From Publishers Weekly
Allied commander-in-chief Dwight Eisenhower called him "the man who won the war for us"--Andrew Higgins (1886-1952), who designed and mass-produced the landing craft that carried American troops ashore in the Pacific and European theaters of WW II. Strahan's rousing story is about the New Orleans businessman who, while fighting the Navy bureaucracy to assure that U.S. forces had the finest amphibious craft possible, became head of one of the largest industrial complexes in the world. Strahan discusses Higgins's enlightened hiring practices (many of his shipyard workers were black, female or disabled), his long-running battle with the AFL and CIO, and his postwar struggle to stay in business as designer/builder of commercial and pleasure craft. Strahan's biography will appeal both to students of American business and to general readers; Higgins was a brash, colorful, dynamic man. Strahan is a New Orleans businessman; this is his first book. Illustrations.
Copyright 1994 Reed Business Information, Inc.
--This text refers to an out of print or unavailable edition of this title.
From the Back Cover
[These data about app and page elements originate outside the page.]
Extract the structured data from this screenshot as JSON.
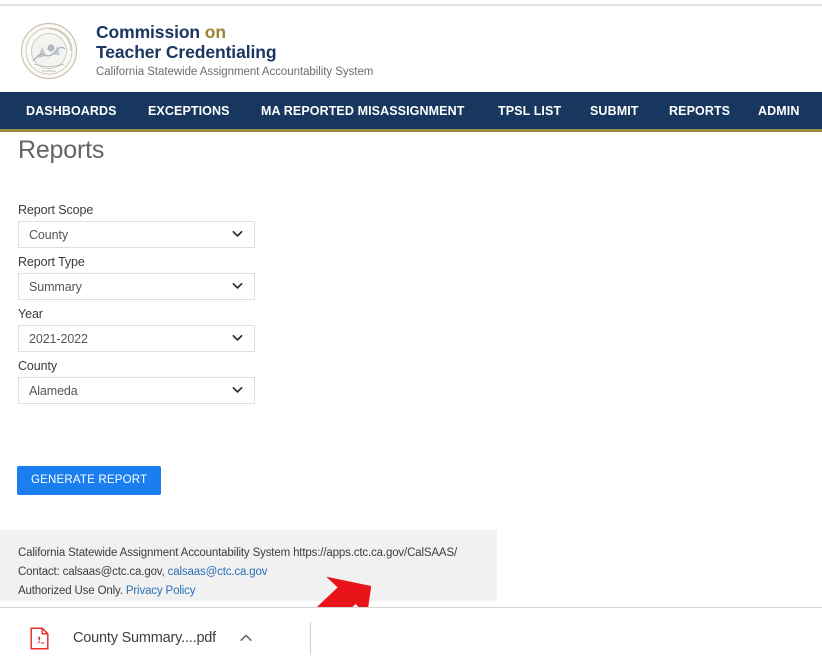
{
  "header": {
    "logo_alt": "california-state-seal",
    "title_line1_main": "Commission",
    "title_line1_accent": "on",
    "title_line2": "Teacher Credentialing",
    "subtitle": "California Statewide Assignment Accountability System"
  },
  "nav": {
    "items": [
      {
        "label": "DASHBOARDS",
        "name": "nav-dashboards"
      },
      {
        "label": "EXCEPTIONS",
        "name": "nav-exceptions"
      },
      {
        "label": "MA REPORTED MISASSIGNMENT",
        "name": "nav-ma-reported-misassignment"
      },
      {
        "label": "TPSL LIST",
        "name": "nav-tpsl-list"
      },
      {
        "label": "SUBMIT",
        "name": "nav-submit"
      },
      {
        "label": "REPORTS",
        "name": "nav-reports"
      },
      {
        "label": "ADMIN",
        "name": "nav-admin"
      }
    ]
  },
  "page": {
    "title": "Reports"
  },
  "form": {
    "fields": [
      {
        "label": "Report Scope",
        "value": "County"
      },
      {
        "label": "Report Type",
        "value": "Summary"
      },
      {
        "label": "Year",
        "value": "2021-2022"
      },
      {
        "label": "County",
        "value": "Alameda"
      }
    ],
    "generate_button": "GENERATE REPORT"
  },
  "footer": {
    "line1": "California Statewide Assignment Accountability System https://apps.ctc.ca.gov/CalSAAS/",
    "line2_prefix": "Contact: calsaas@ctc.ca.gov,",
    "line2_link": "calsaas@ctc.ca.gov",
    "line3_prefix": "Authorized Use Only.",
    "line3_link": "Privacy Policy"
  },
  "download_bar": {
    "file_name": "County Summary....pdf",
    "file_icon": "pdf-file-icon",
    "menu_icon": "chevron-up-icon"
  },
  "annotation": {
    "arrow": "red-arrow-pointing-down-left"
  },
  "colors": {
    "nav_bg": "#17375e",
    "nav_accent": "#9f8c42",
    "brand_navy": "#1c3661",
    "brand_gold": "#9a8433",
    "button_blue": "#1a7ef0",
    "footer_bg": "#f1f1f1",
    "link_blue": "#2a6fb5",
    "arrow_red": "#e8141a"
  }
}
Andrew Jackson Higgins and the Boats That Won World War II, by Jerry E. Strahan, is the first biography of perhaps the most forgotten hero of the Allied victory. It was Higgins who designed the LCVP (landing craft vehicle, personnel) that played such a vital role in the invasion of Normandy, the landings in Guadalcanal, North Africa, and Leyte, and thousands of amphibious assaults throughout the Pacific. It was also Higgins who, after twenty years of failure by the U.S. Navy's Bureau of Ships, designed and constructed an effective tank landing craft in sixty-one hours - a feat that caused the bureau to despise him. In 1938, Higgins owned a single small boatyard in New Orleans employing fewer than seventy-five people. Through exceptional drive, vision, and genius, his holdings expanded until by late 1943 he owned seven plants and employed more than twenty thousand workers. Because of his reputation for designing and producing assault craft in record-breaking time, Higgins was awarded the largest shipbuilding and aircraft contracts in history. During the war, Higgins Industries produced 20,094 boats, ranging from the 36-foot LCVP to the lightning-fast PT boats; the rocket-firing landing craft support boats; the 56-foot tank landing craft; the 170-foot FS ships; and the 27-foot airborne lifeboat that was dropped from the belly of a B-17 bomber. Higgins dedicated himself to providing Allied soldiers with the finest landing craft in the world, and he fought the Bureau of Ships, the Washington bureaucracy, and the powerful eastern shipyards in order to succeed. Strahan's portrait of Higgins reveals a colorful character - a hard-fisted, hard-swearing, and hard-drinking man whose Irishbackground and Nebraska birthplace made him an outsider to New Orleans' elite social circles. Higgins was also hard working, quickly progressing from an unknown southern boatbuilder to a major industrialist with a worldwide reputation. He was featured in Life, Time, Newsweek, and Fortune magazines, and appeared frequently on the front pages of the country's major newspapers. Even Adolf Hitler was aware of Higgins, calling him the "new Noah". Through Higgins' example, we see the way technological innovations, politics, labor unions, changing military agendas, and personalities worked together - and sometimes at odds - for an Allied victory. Strahan has based his work on extensive personal interviews with family members, key employees, and other close acquaintances of Higgins, as well as on previously inaccessible Higgins Industries archives. The result is an extremely informative account of one of the key players, and industries, of World War II.